→ **Task prompt**: Look through the data below, and copy each line that carries the word "subtitle".

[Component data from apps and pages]
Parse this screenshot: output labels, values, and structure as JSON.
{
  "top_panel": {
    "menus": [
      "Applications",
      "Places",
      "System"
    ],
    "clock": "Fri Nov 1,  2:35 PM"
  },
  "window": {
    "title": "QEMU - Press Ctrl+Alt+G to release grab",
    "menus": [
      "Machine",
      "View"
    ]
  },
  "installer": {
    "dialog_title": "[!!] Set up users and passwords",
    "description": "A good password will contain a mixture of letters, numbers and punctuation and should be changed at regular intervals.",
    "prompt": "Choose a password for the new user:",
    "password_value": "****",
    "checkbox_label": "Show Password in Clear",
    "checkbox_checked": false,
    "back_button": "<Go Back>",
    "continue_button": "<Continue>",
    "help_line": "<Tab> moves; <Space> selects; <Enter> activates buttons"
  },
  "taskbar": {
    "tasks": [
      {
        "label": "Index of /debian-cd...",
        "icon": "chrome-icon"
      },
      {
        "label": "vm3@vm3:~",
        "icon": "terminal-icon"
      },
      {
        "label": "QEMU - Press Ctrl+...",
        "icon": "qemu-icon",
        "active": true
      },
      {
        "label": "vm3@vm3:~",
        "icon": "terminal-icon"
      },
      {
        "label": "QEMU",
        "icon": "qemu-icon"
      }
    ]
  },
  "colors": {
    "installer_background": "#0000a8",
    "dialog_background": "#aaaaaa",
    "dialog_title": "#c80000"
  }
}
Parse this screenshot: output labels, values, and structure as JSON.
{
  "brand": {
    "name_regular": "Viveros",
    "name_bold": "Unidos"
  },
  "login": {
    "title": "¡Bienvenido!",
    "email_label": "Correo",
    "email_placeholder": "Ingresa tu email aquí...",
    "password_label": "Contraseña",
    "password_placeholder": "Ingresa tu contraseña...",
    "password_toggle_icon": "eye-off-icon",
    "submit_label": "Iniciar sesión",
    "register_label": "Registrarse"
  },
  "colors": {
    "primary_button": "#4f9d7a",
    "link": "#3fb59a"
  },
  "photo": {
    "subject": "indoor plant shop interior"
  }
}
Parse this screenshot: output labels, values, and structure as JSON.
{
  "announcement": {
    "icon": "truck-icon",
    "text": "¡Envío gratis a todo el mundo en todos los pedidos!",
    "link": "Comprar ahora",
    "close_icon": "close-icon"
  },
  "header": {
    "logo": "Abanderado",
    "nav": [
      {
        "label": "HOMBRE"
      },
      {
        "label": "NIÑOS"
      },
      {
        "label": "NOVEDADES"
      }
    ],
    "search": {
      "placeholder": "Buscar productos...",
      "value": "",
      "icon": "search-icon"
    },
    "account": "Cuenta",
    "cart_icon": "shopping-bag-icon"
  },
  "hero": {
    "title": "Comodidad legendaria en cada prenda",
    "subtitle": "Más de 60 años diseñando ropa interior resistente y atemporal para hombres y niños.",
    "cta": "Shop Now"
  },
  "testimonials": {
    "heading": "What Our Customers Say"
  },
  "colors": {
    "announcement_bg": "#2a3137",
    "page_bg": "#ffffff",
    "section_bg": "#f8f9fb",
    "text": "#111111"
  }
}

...

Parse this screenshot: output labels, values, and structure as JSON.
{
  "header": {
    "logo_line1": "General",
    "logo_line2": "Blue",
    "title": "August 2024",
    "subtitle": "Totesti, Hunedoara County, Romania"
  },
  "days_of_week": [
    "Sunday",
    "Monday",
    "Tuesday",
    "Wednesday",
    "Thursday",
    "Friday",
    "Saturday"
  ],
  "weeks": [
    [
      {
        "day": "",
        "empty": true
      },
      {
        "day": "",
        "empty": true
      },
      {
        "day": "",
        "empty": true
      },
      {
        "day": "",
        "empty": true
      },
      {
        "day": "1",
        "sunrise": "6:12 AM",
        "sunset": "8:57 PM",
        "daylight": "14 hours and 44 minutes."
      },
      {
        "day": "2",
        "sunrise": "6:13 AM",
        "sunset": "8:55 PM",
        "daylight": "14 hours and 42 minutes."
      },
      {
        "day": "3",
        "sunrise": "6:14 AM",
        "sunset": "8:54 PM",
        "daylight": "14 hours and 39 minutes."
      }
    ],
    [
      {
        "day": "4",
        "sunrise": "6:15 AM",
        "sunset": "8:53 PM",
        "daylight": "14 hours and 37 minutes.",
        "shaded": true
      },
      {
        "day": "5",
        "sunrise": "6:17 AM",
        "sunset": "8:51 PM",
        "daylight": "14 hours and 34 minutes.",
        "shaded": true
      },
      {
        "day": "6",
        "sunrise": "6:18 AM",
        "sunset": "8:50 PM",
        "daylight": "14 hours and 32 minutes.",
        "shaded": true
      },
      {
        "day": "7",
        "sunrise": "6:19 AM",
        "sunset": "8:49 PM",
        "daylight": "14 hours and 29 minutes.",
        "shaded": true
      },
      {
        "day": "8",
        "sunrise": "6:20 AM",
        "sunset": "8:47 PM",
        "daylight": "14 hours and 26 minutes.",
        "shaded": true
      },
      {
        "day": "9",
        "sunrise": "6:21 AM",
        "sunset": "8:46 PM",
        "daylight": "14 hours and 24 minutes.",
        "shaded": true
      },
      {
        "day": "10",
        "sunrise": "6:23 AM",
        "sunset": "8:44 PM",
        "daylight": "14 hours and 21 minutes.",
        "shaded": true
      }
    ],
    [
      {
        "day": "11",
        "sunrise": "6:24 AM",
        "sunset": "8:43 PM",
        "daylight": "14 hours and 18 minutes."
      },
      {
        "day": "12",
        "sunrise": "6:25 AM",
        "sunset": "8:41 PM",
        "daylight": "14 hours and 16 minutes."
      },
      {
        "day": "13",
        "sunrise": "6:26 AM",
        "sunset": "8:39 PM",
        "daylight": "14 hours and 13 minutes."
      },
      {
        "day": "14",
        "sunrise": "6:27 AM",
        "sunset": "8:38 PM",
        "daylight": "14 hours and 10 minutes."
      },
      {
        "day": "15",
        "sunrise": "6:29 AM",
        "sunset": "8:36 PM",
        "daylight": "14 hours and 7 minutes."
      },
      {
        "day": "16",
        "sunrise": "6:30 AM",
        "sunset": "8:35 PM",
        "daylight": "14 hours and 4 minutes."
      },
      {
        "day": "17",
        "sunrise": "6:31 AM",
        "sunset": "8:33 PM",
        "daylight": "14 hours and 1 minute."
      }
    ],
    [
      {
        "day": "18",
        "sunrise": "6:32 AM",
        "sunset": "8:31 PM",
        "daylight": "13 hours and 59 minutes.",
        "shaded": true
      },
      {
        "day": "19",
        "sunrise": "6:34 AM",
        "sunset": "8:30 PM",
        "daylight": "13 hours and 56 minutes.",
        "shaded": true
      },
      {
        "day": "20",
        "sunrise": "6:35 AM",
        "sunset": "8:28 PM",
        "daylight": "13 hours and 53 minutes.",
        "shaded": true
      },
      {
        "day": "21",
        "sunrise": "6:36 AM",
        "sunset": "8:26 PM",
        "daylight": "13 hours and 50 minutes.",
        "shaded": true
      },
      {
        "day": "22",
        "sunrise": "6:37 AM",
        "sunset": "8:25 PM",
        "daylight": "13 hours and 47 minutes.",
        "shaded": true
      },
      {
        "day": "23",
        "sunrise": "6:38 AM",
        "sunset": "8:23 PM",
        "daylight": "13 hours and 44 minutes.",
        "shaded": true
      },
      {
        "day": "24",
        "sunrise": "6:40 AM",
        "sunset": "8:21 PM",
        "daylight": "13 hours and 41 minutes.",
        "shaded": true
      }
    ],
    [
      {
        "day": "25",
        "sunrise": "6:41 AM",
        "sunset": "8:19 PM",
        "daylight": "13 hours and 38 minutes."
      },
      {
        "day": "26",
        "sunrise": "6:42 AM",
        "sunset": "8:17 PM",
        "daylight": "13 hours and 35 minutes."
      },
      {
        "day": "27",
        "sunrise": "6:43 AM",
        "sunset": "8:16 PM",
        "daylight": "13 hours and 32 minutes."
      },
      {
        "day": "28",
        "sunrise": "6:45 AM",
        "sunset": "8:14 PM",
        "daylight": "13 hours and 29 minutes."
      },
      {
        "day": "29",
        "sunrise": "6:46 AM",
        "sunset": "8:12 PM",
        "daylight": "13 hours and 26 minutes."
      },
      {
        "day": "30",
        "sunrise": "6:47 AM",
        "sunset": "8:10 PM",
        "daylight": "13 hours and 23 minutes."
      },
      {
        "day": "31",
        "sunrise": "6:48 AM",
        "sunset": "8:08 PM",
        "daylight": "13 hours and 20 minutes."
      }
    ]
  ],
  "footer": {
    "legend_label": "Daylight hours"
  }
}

→ **Response to this exercise**:
    "subtitle": "Más de 60 años diseñando ropa interior resistente y atemporal para hombres y niños.",
    "subtitle": "Totesti, Hunedoara County, Romania"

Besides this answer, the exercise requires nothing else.